----- Supplied material -----

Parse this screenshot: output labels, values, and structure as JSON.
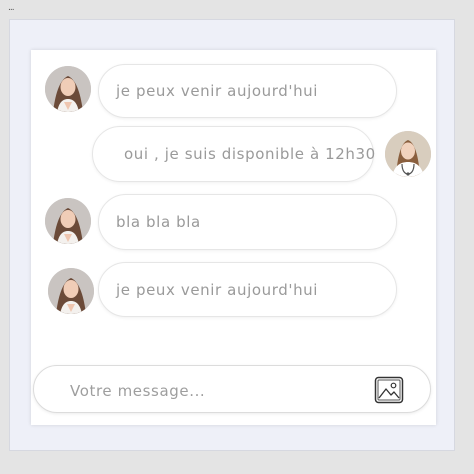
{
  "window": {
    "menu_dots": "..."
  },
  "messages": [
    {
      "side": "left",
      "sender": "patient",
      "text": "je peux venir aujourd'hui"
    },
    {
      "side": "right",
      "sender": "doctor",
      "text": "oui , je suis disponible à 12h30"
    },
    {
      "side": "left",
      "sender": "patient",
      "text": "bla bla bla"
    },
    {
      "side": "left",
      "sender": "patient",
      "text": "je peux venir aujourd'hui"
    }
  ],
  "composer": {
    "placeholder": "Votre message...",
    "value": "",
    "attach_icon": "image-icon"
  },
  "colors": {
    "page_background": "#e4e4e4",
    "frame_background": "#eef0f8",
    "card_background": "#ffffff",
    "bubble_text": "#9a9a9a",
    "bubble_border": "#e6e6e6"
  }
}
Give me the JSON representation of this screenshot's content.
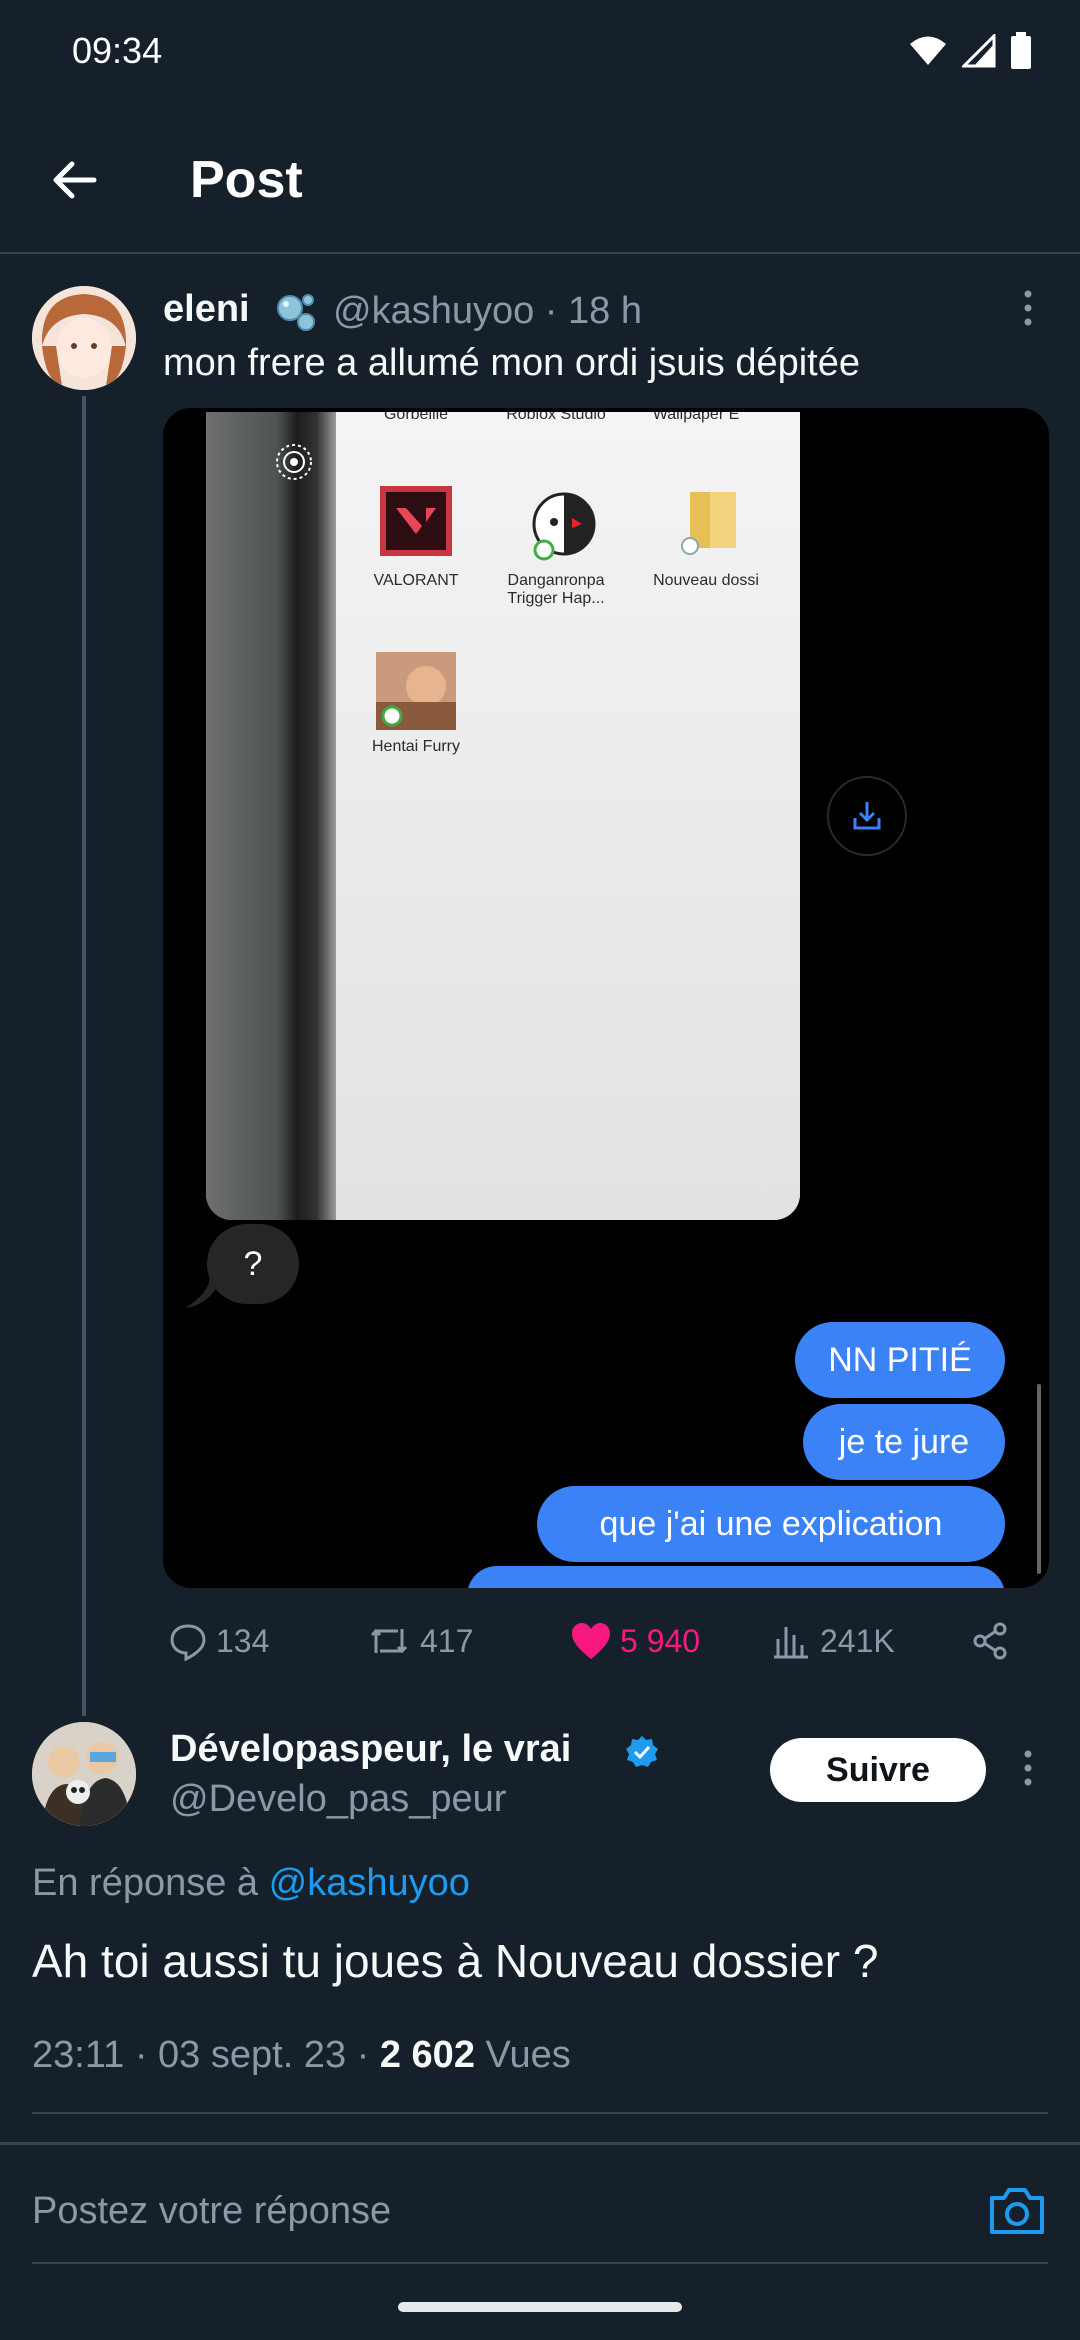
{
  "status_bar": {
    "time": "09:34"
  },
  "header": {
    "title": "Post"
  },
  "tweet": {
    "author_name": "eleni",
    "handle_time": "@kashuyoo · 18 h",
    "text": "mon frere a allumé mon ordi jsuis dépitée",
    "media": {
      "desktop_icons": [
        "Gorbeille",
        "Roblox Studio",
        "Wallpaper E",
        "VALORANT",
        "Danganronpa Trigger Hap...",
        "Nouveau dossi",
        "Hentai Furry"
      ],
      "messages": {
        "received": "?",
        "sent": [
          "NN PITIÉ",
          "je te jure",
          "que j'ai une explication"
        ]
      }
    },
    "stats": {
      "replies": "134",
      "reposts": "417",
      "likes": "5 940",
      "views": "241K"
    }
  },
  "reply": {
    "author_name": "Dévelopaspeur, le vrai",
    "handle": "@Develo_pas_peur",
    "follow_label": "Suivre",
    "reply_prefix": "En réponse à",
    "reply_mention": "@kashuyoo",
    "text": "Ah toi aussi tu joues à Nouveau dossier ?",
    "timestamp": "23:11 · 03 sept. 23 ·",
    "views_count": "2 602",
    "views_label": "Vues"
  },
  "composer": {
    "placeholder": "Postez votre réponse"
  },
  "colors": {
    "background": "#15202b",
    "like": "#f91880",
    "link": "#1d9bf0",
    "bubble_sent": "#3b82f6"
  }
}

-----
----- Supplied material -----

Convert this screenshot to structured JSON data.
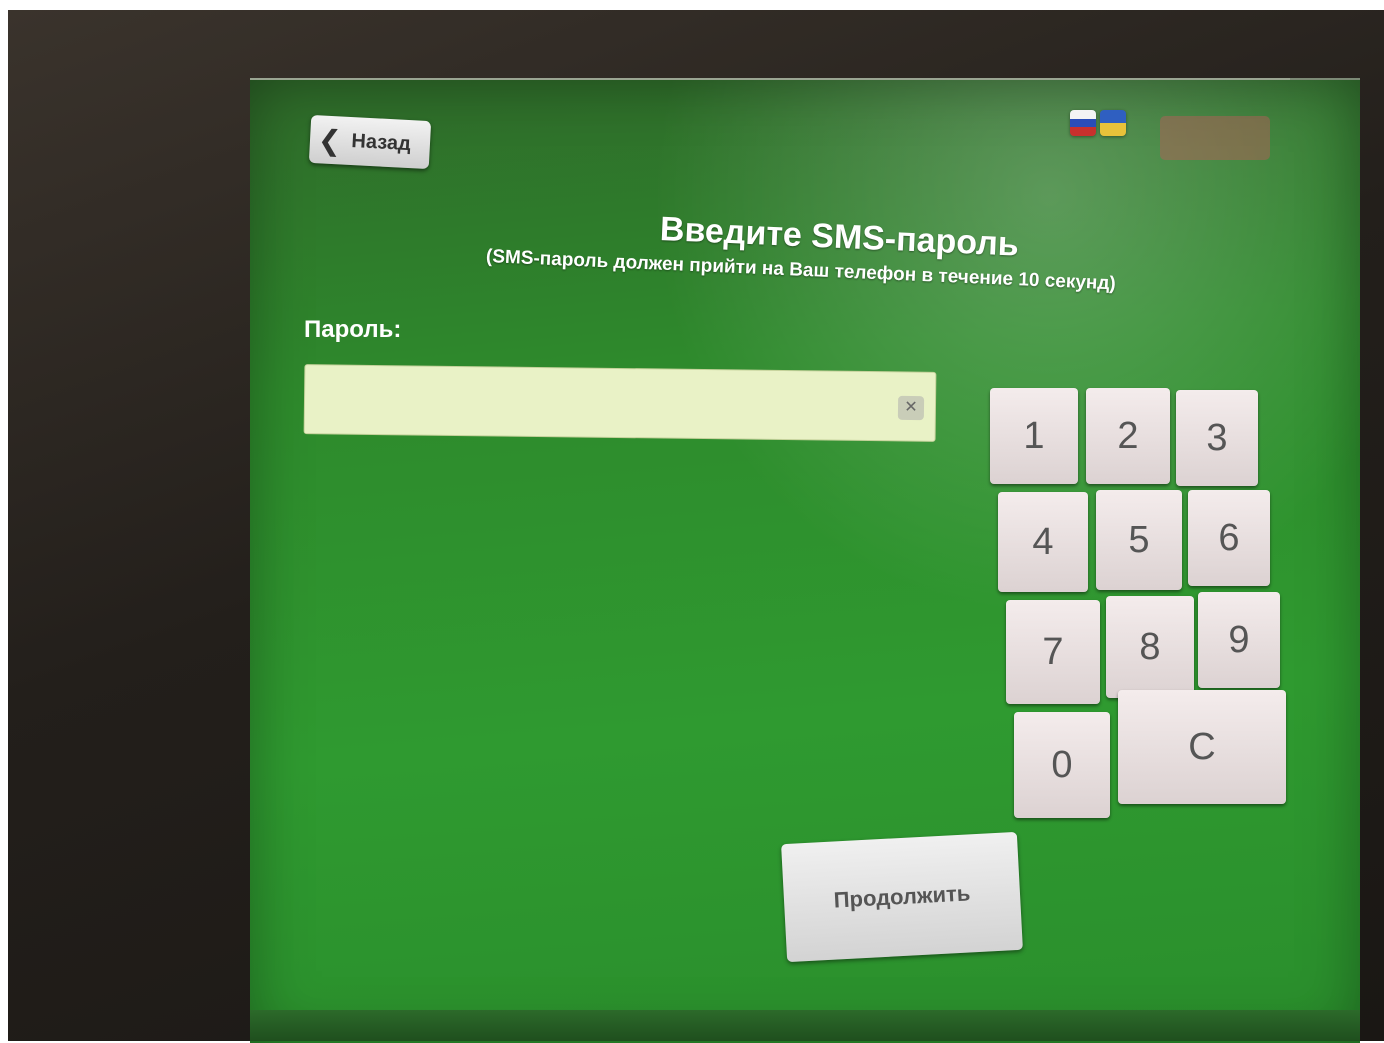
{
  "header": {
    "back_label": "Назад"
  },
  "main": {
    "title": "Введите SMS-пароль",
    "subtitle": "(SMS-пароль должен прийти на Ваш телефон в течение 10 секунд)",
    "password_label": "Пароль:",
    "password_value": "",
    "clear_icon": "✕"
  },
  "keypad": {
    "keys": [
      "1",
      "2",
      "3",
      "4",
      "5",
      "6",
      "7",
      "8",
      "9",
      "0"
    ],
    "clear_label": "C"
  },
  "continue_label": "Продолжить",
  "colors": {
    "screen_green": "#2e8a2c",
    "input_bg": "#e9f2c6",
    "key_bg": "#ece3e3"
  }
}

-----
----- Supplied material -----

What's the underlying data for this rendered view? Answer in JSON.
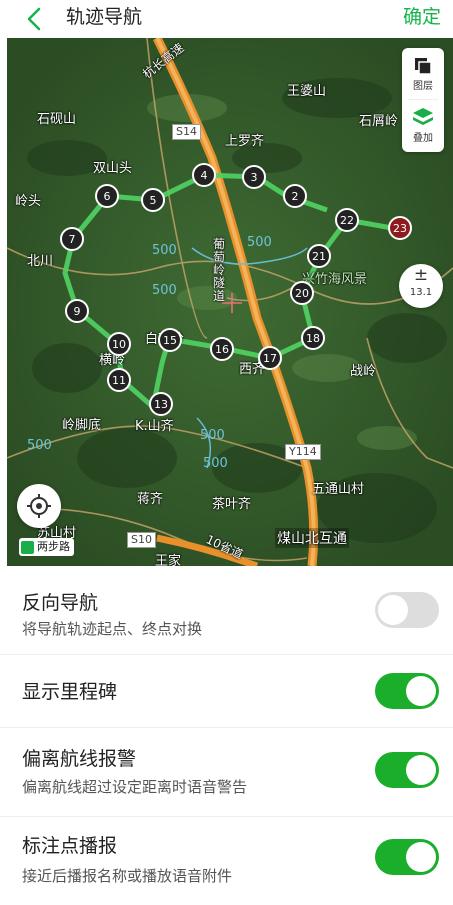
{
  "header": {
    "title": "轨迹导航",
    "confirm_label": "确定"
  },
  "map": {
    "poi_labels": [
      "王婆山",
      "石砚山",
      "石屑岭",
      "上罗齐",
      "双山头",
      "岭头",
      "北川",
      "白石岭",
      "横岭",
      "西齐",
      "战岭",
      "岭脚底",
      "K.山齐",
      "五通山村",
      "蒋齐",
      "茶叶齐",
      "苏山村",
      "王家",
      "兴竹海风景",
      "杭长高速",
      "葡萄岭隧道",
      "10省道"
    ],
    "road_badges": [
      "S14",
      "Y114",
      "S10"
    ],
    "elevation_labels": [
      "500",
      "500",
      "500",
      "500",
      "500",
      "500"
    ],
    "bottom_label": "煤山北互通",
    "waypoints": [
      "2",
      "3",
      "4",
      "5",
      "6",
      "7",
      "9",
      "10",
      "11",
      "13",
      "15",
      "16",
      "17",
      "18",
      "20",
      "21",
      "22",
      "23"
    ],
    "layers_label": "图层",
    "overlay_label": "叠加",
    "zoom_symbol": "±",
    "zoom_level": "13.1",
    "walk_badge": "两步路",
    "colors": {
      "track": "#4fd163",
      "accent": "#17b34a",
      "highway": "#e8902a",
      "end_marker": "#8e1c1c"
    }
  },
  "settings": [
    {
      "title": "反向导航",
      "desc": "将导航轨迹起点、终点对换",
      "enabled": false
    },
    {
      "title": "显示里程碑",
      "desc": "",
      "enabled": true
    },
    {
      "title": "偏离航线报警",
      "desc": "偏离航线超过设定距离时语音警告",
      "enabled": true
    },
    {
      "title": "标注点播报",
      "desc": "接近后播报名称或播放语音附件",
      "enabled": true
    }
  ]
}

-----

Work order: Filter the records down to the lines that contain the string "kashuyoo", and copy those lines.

Your response:
    "handle_time": "@kashuyoo · 18 h",
    "reply_mention": "@kashuyoo",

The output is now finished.